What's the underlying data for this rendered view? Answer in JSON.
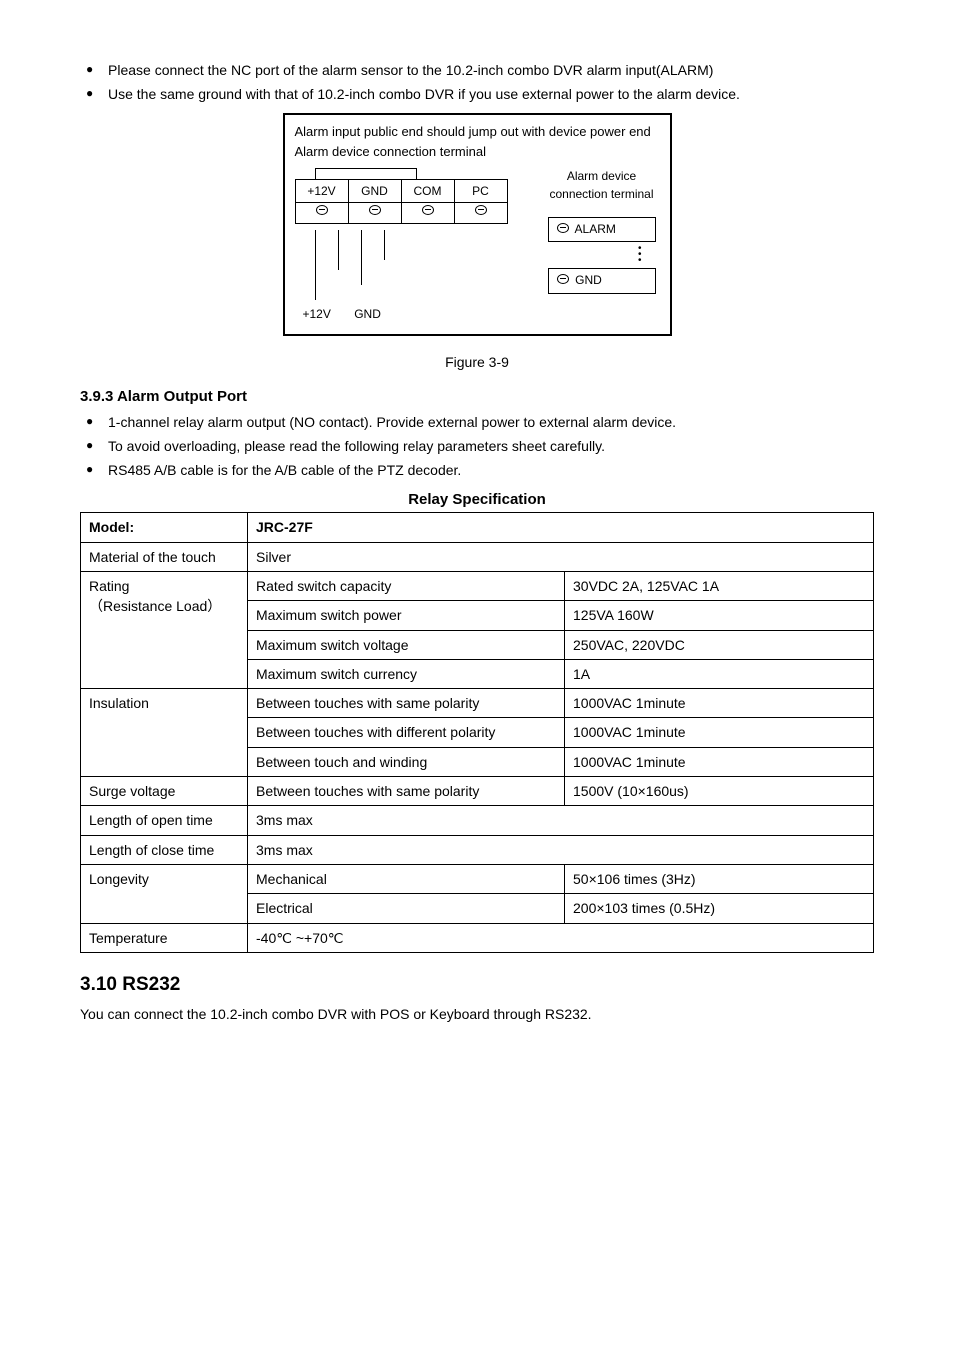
{
  "bullets_top": {
    "b1": "Please connect the NC port of the alarm sensor to the 10.2-inch combo DVR alarm input(ALARM)",
    "b2": "Use the same ground with that of 10.2-inch combo DVR if you use external power to the alarm device."
  },
  "diagram": {
    "top_text": "Alarm input public end should jump out with device power end",
    "sub_text": "Alarm device connection terminal",
    "cols": {
      "c1": "+12V",
      "c2": "GND",
      "c3": "COM",
      "c4": "PC"
    },
    "right_label1": "Alarm device",
    "right_label2": "connection terminal",
    "relay_alarm": "ALARM",
    "relay_gnd": "GND",
    "bottom_12v": "+12V",
    "bottom_gnd": "GND"
  },
  "figure_caption": "Figure 3-9",
  "section_393_title": "3.9.3  Alarm Output Port",
  "bullets_mid": {
    "b1": "1-channel relay alarm output (NO contact). Provide external power to external alarm device.",
    "b2": "To avoid overloading, please read the following relay parameters sheet carefully.",
    "b3": "RS485 A/B cable is for the A/B cable of the PTZ decoder."
  },
  "relay_spec_title": "Relay Specification",
  "table": {
    "model_label": "Model:",
    "model_value": "JRC-27F",
    "material_label": "Material of the touch",
    "material_value": "Silver",
    "rating_label": "Rating\n（Resistance Load）",
    "rating": {
      "r1a": "Rated switch capacity",
      "r1b": "30VDC 2A, 125VAC 1A",
      "r2a": "Maximum switch power",
      "r2b": "125VA 160W",
      "r3a": "Maximum switch voltage",
      "r3b": "250VAC, 220VDC",
      "r4a": "Maximum switch currency",
      "r4b": "1A"
    },
    "insulation_label": "Insulation",
    "insulation": {
      "i1a": "Between touches with same polarity",
      "i1b": "1000VAC 1minute",
      "i2a": "Between touches with different polarity",
      "i2b": "1000VAC 1minute",
      "i3a": "Between touch and winding",
      "i3b": "1000VAC 1minute"
    },
    "surge_label": "Surge voltage",
    "surge_a": "Between touches with same polarity",
    "surge_b": "1500V (10×160us)",
    "open_label": "Length of open time",
    "open_value": "3ms max",
    "close_label": "Length of close time",
    "close_value": "3ms max",
    "longevity_label": "Longevity",
    "longevity": {
      "l1a": "Mechanical",
      "l1b": "50×106 times (3Hz)",
      "l2a": "Electrical",
      "l2b": "200×103 times (0.5Hz)"
    },
    "temp_label": "Temperature",
    "temp_value": "-40℃ ~+70℃"
  },
  "rs232_heading": "3.10 RS232",
  "rs232_text": "You can connect the 10.2-inch combo DVR with POS or Keyboard through RS232."
}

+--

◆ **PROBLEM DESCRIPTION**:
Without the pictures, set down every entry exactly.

◆ **YOUR RESPONSE**:
What's the underlying data for this rendered view? Answer in JSON.
{
  "bullets_top": {
    "b1": "Please connect the NC port of the alarm sensor to the 10.2-inch combo DVR alarm input(ALARM)",
    "b2": "Use the same ground with that of 10.2-inch combo DVR if you use external power to the alarm device."
  },
  "diagram": {
    "top_text": "Alarm input public end should jump out with device power end",
    "sub_text": "Alarm device connection terminal",
    "cols": {
      "c1": "+12V",
      "c2": "GND",
      "c3": "COM",
      "c4": "PC"
    },
    "right_label1": "Alarm device",
    "right_label2": "connection terminal",
    "relay_alarm": "ALARM",
    "relay_gnd": "GND",
    "bottom_12v": "+12V",
    "bottom_gnd": "GND"
  },
  "figure_caption": "Figure 3-9",
  "section_393_title": "3.9.3  Alarm Output Port",
  "bullets_mid": {
    "b1": "1-channel relay alarm output (NO contact). Provide external power to external alarm device.",
    "b2": "To avoid overloading, please read the following relay parameters sheet carefully.",
    "b3": "RS485 A/B cable is for the A/B cable of the PTZ decoder."
  },
  "relay_spec_title": "Relay Specification",
  "table": {
    "model_label": "Model:",
    "model_value": "JRC-27F",
    "material_label": "Material of the touch",
    "material_value": "Silver",
    "rating_label": "Rating\n（Resistance Load）",
    "rating": {
      "r1a": "Rated switch capacity",
      "r1b": "30VDC 2A, 125VAC 1A",
      "r2a": "Maximum switch power",
      "r2b": "125VA 160W",
      "r3a": "Maximum switch voltage",
      "r3b": "250VAC, 220VDC",
      "r4a": "Maximum switch currency",
      "r4b": "1A"
    },
    "insulation_label": "Insulation",
    "insulation": {
      "i1a": "Between touches with same polarity",
      "i1b": "1000VAC 1minute",
      "i2a": "Between touches with different polarity",
      "i2b": "1000VAC 1minute",
      "i3a": "Between touch and winding",
      "i3b": "1000VAC 1minute"
    },
    "surge_label": "Surge voltage",
    "surge_a": "Between touches with same polarity",
    "surge_b": "1500V (10×160us)",
    "open_label": "Length of open time",
    "open_value": "3ms max",
    "close_label": "Length of close time",
    "close_value": "3ms max",
    "longevity_label": "Longevity",
    "longevity": {
      "l1a": "Mechanical",
      "l1b": "50×106 times (3Hz)",
      "l2a": "Electrical",
      "l2b": "200×103 times (0.5Hz)"
    },
    "temp_label": "Temperature",
    "temp_value": "-40℃ ~+70℃"
  },
  "rs232_heading": "3.10 RS232",
  "rs232_text": "You can connect the 10.2-inch combo DVR with POS or Keyboard through RS232."
}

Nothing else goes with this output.